“There were people who believed an airplane that big couldn’t fly, just physically,” Lombardi said. “The wife of Joe Sutter, father of the 747, was in the grocery store and someone told her, ‘your husband is working on a plane that won’t fly.’”
Brien Wygle always believed the jumbo jet could fly. And on February 9, 1969, he was one of two test pilots at the controls who proved it. On that flight, the plane handled well and the Incredibles cheered and shed a few tears as the pilots got out of the cockpit and headed down the stairs.
“I think it was a huge relief to everybody, including our CEO and the executive, that we had accomplished our first flight with no major difficulties,” Wygle said.
A bumpy start
Those difficulties came soon enough. The biggest problem was that the engines sometimes surged. “The temperatures would rise — dangerously so,” Wygle said. “You had to shut the engine down.”
“I can remember one of the vice presidents screaming ‘Do something! Redesign these engines!” said Pat DeRoberts, a flight engineer who helped design part of the cockpit. He was a member of the three-man crew that was ordered to fly the second prototype 747 across an ocean for the first time, to the Paris Air Show. The plane had only 10 flight hours on it. The range of the 747 was untested. Most worrisome: the engine defect hadn’t yet been solved. But Boeing was so overextended financially it needed to sell some planes fast.

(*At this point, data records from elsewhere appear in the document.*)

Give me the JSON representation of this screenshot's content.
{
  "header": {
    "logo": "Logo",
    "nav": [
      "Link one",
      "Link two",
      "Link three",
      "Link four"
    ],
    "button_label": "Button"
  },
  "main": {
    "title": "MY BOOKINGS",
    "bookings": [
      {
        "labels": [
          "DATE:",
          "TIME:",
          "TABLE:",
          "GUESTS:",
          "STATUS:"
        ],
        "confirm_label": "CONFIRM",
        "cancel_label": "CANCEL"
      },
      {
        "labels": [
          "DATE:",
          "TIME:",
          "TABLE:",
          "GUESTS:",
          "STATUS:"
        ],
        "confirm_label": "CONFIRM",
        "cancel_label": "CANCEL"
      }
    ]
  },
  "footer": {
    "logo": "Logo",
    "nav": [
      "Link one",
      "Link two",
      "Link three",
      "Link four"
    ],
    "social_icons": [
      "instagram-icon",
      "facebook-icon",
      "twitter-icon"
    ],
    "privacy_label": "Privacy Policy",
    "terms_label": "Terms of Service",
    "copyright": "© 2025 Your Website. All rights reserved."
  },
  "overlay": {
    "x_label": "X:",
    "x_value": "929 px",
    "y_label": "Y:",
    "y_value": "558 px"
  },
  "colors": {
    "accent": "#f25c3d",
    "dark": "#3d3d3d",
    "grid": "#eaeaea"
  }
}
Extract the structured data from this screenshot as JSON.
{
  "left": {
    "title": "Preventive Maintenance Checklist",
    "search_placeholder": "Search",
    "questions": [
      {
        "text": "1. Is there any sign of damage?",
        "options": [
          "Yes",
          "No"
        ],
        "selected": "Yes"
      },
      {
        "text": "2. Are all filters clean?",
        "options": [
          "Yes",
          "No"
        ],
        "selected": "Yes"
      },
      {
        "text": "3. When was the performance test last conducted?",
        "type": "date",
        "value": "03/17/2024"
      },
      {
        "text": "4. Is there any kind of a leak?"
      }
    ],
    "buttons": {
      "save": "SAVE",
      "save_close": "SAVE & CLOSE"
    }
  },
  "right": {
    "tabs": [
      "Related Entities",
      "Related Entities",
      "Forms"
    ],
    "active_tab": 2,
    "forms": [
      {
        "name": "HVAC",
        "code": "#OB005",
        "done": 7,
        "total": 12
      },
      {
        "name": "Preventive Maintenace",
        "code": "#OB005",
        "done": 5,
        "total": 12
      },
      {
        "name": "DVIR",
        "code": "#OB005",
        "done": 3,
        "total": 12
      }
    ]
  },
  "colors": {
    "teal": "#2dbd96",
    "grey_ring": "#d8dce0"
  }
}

“As soon as we took off for Paris, all four engines went into overheat,” said DeRoberts. Rather than turning back, the crew decided they would get some speed going and hopefully that would cool the engines down.
“One by one the overheat lights went out,” DeRoberts said with a big smile. “And phew! We are on our way!”
The gargantuan plane was a hit at the Paris Air Show and orders followed. Then engineers worked frantically to get to the bottom of the surge problem.
“During the flight test program...we had 55 engine changes,” says DeRoberts. “I’m talking about engine failures. Remove and replace.”
Long story short, Boeing solved the engine surge defect in time for Pan Am’s first scheduled flight of the plane with paying passengers in January 1970. The plane was an instant sensation, in part because of its distinctive hump and the spiral staircase that led to the bar that Pan Am put inside that hump. Before long, lots of airlines had to have their own 747s with that bar behind the cockpit, kicking off the glory days of drinking at 30,000 feet.
“Actually there were three lounges on the airplane,” Cheryl Grimm said, looking around the mod “Mad Men” bar inside the hump of the prototype 747 at Seattle’s Museum of Flight. “There was this one, which was for first class, and there were two in coach: one at the front of coach and one at the back of coach.”
Grimm was a stewardess — yes, that’s what they were called — flying to Hawaii on the first 747s purchased by United Airlines. She describes a scene unrecognizable in these days of no food, no bar, no free luggage, no free drinks, and no leg room: In the early 1970s, free-range passengers roamed to the various lounges drinking tropical cocktails while live ukulele players in native dress serenaded them.
“It was a huge, new airplane and everybody was excited to be either a passenger or a crew member,” she said, adding that it wasn’t a free-for-all. “It was the era of wearing hats and gloves, so people acted that way.”
A new lease on life
Those days are over. But there’s no need to bring out the hankies just yet. The endangered jumbo just got an unexpected second lease on life.
In February, United Parcel Service ordered 14 freighter iterations of the plane. That will keep Boeing’s 747 line humming along awhile. And there is a glimmer of hope from President Trump that, despite his earlier complaints that Air Force One is too expensive, the federal government will most likely green-light the conversion of two existing 747s into the next generation of Air Force One.
A few overseas airlines like British Airways are still flying passenger routes with this venerable plane, too, but those days are numbered. With each passing month, more passenger 747s, including the Delta plane we began this story with, are rusting away in airplane graveyards in the desert.
“All things fall into obsolescence,” test pilot Wygle said without obvious emotion.
Grimm had a harder time hiding her feelings as she walks around the bar of the first 747. “It’s like saying goodbye to a good friend,” she said, lightly touching the surface of the tables and skirting past the groovy sofas. “Good old days,” she murmured, before descending the spiral staircase.
For people came of age along with this plane, the 747 will never be a white elephant. They prefer to remember the days when the jumbo jet stopped traffic — a time when we were ferried around the world like royalty-on board the Queen of the Skies.